Newmarket’s aging school faces expensive fate
Published: Monday, November 26, 2012
Updated: Wednesday, February 13, 2013 15:02
Under threat from the town’s fire chief to shut down the aging high school unless it is rebuilt or repaired, Newmarket taxpayers and school officials are vacillating between what is the best way to fix the problem. One thing is certain, though: there are no inexpensive choices.
Newmarket has a single facility for its middle school and high school. Between grades 6 through 12, there are approximately 600 students.
At a meeting on Nov. 19, at the Town Council Chambers, the expenses of the options were outlined. It would cost an estimated $44.3 million to renovate the current Newmarket Junior/Senior High School and the process would take three years.
It would cost $50.8 million for a new high school, with an auditorium to be built across the street from the current school, over the course of two years. There is also an option to build the new high school without the auditorium, but it would be ready-to-add at a cost of $47.2 million. Alternatively, building the high school with no auditorium and no plan to add one at any time would cost $46.9 million.
With a $6.5 million difference, renovating the building doesn’t seem to be a popular idea. However, the voters in Newmarket have rejected building a new high school.
Constructing a new high school that could house the estimated 220 students would be ideal, according to some members of the community. Amanda St. Pierre graduated from Newmarket High School in 2011 with her 72 peers. The school, which has sections that date back to the 1920s, “is getting really old,” she said. “The ceilings were falling and some rooms were flooding when I went there.”
But time is running out. According to an article published by SeacoastOnline, “Fire Chief Rick Malasky wrote a letter to Hayes dated June 29, 2011, saying the agreed upon repairs, at an estimated cost of more than $2 million, must be completed by September 2015 or the building will be either ‘abandoned or replaced.’”
Another option that is being considered would send Newmarket students to Oyster River High School. Oyster River, located in Durham, services students from Durham, Lee and Madbury, and the student body is typically around 700. A few students from Barrington are tuitioned in. In 2006, Oyster River High School also underwent a major renovation that cost $22 million.

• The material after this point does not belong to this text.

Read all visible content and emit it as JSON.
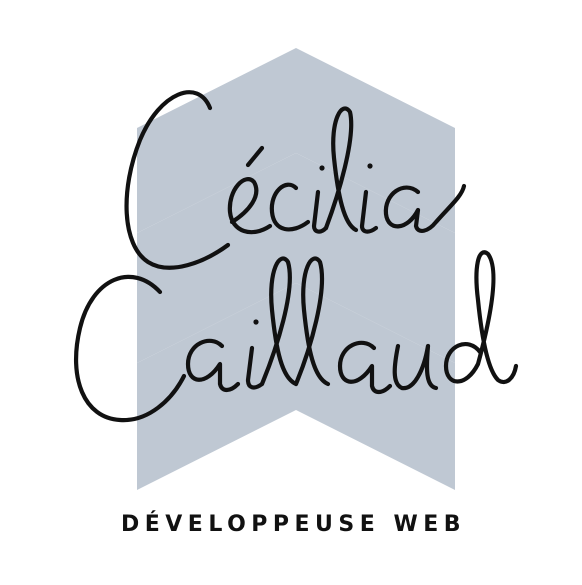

The Oyster River school district was against this proposal when it was originally proposed. However, last spring, the number of enrolled students significantly declined. Since then, the two school districts have been in discussion about a possible merger.
Jack Nimmo, a sophomore at Oyster River High School, said he would not mind if Newmarket and Oyster River merged.
“I don’t think the atmosphere and general feeling that Oyster River carries would change much,” Nimmo said. “But the classes at Oyster River are small; one negative to having extra kids would be that class sizes would be larger.”
Newmarket Superintendent Jim Hayes said at a public hearing in January, “In terms of a long-term solution, there is no opportunity.”
According to Hayes, Oyster River would consider taking up to 100 Newmarket students, but it would be for no more than five years.
Barrington does not have a high school and recently closed the discussion of building one. Oyster River’s tuition agreement with Barrington is exclusive to its high school students only and costs $13,200 per student, per academic year.
The Department of Education reports that the cost per student, per academic year at Newmarket high school is $15,161.07. A student at Oyster River high school costs $16,084.19. By entering into a tuition agreement with Oyster River, Newmarket taxpayers could, if Oyster River offers them a similar tuition contract to Barrington’s agreement, save $2,161.07 for each student per academic year.
Discussions are ongoing and will continue in Newmarket and between the districts, but how will the students at Oyster River react to the potential expansion?
Cam Messer, a junior at Oyster River, has an optimistic opinion on his peers.
“I am a firm believer that students get a truly unique and quality education here, and the daunting Newmarket enrollment numbers jeopardizes that,” Messer said.
“But progress is always good, and if it does happen, I think we will have to deal with the situation in a mature, respectful and responsible way,” he said.